After several weeks' work, we've come across some interesting leads that could make our project less pessimistic.

Firstly, there is a CO2 capture and storage (CCUS) project in our area, which apparently requires heating the CO2 to 30ºC before injection. Our shallowest reservoir (750m) is at around 30/40ºC, which is insufficient for geothermal energy... It's impossible to generate electricity and bring the heat to the mainland! So we came up with the idea of using this heat directly on site, in “collaboration” with the CCUS project in our area.

Secondly, we've located a deeper reservoir (3 km) in the Carboniferous, which offers much more interesting heat, and could therefore perhaps generate electricity! However, we don't have enough data in the Carboniferous to be sure of its potential. We therefore propose a new acquisition campaign and a new well to be sure.

Our conclusion was therefore based on these 2 reservoirs, and on the objective of collaborating with the CCUS project (which is part of a large-scale project in the UK).

So we came to a nuanced but rather positive conclusion!

The assignment was to produce a PowerPoint presentation in English, which had to meet very precise specifications. We finished just in time and our oral went really well 😎."

8 weeks to analyze the data and prepare their oral presentation

Organized annually by the AAPG, the Imperial Barrel Award is a competition focusing on the analysis and evaluation of the geological potential of underground basins. In teams, geoscience students from universities and schools around the world analyze the same dataset and present their findings in an oral presentation in English.

The best teams from each continent qualify for the world final, held remotely on Friday May 31.

The Imperial Barrel Award: a formative experience

After two months spent on the project, Charlotte, Eloi and Etienne are unanimous: taking part in the Imperial Barrel Award was a highly enriching experience. “We were totally autonomous for 2 months, and it taught us rigor,” explains Charlotte. The student also considers it a real asset for her end-of-studies internship. "We did everything from A to Z, using raw data. We had to go through a lot of software to process it all. The support provided by our coaches and teachers enabled us to make effective progress, while at the same time discovering certain operating modes for ourselves,” she says, noting that she also learned a lot of industry terminology during the exercise.

As for Eloi, he's happy to have chosen the subject of geothermal energy, a challenging topic because it's one that's less frequently covered in his courses. "We learned a lot about geothermal energy, and the IBA project also brought up a lot of geological knowledge. The coaches and lecturers who followed us gave us invaluable information with a great deal of expertise.
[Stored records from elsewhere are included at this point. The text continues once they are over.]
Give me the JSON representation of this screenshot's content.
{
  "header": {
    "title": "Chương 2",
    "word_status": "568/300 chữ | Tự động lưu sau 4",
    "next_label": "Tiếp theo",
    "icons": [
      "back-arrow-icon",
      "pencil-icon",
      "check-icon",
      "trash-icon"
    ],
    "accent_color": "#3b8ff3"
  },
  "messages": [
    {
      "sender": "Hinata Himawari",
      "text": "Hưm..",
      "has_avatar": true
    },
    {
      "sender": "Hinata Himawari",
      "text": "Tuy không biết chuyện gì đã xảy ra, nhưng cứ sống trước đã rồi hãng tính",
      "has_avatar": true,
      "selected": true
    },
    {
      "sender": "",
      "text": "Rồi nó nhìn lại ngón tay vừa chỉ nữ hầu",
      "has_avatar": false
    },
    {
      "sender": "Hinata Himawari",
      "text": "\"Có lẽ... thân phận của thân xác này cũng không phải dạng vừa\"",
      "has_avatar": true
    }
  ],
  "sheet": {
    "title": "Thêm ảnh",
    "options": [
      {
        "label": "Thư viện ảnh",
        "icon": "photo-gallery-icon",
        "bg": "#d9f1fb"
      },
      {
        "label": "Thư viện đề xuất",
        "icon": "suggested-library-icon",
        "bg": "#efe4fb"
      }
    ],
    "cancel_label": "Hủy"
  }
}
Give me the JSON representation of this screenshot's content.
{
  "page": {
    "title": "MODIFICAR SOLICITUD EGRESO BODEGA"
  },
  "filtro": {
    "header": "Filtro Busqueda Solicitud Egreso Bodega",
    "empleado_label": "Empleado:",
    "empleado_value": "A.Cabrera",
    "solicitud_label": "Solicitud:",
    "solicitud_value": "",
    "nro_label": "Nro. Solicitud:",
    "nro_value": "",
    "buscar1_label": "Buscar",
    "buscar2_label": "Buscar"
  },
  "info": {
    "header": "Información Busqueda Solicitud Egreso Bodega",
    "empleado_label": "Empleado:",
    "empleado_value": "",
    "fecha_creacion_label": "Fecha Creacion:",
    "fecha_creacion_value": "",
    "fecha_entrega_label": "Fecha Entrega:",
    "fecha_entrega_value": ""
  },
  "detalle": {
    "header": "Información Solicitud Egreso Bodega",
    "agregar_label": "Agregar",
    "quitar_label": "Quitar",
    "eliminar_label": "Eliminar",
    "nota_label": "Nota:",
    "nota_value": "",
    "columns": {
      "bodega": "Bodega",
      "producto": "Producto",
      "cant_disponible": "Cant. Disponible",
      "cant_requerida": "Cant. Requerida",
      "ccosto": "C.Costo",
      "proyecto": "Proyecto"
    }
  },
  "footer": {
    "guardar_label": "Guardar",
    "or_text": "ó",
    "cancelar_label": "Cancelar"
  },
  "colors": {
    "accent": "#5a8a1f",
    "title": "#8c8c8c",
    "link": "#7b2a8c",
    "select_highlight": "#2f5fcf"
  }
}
Beyond the geology aspect, our participation in IBA 2024 also enabled us to progress in project management, oral presentation (we received a lot of advice in this area) and... English!"

UniLaSalle's participation in this prestigious competition enables its geosciences engineering students to compete with students from all over the world. The school is very proud to see its teams regularly achieve at least an honourable place in the European final, but above all, increasingly frequent qualification for the world final. As a reminder, the Lasallian team won the Imperial Barrel Award in 2022, making this the second Lasallian victory in this world-class competition.

UniLaSalle would like to congratulate Charlotte, Eloi and Etienne, as well as Julien Bailleul, a teacher-researcher in sedimentary geology and basin analysis, who supervised them throughout the project.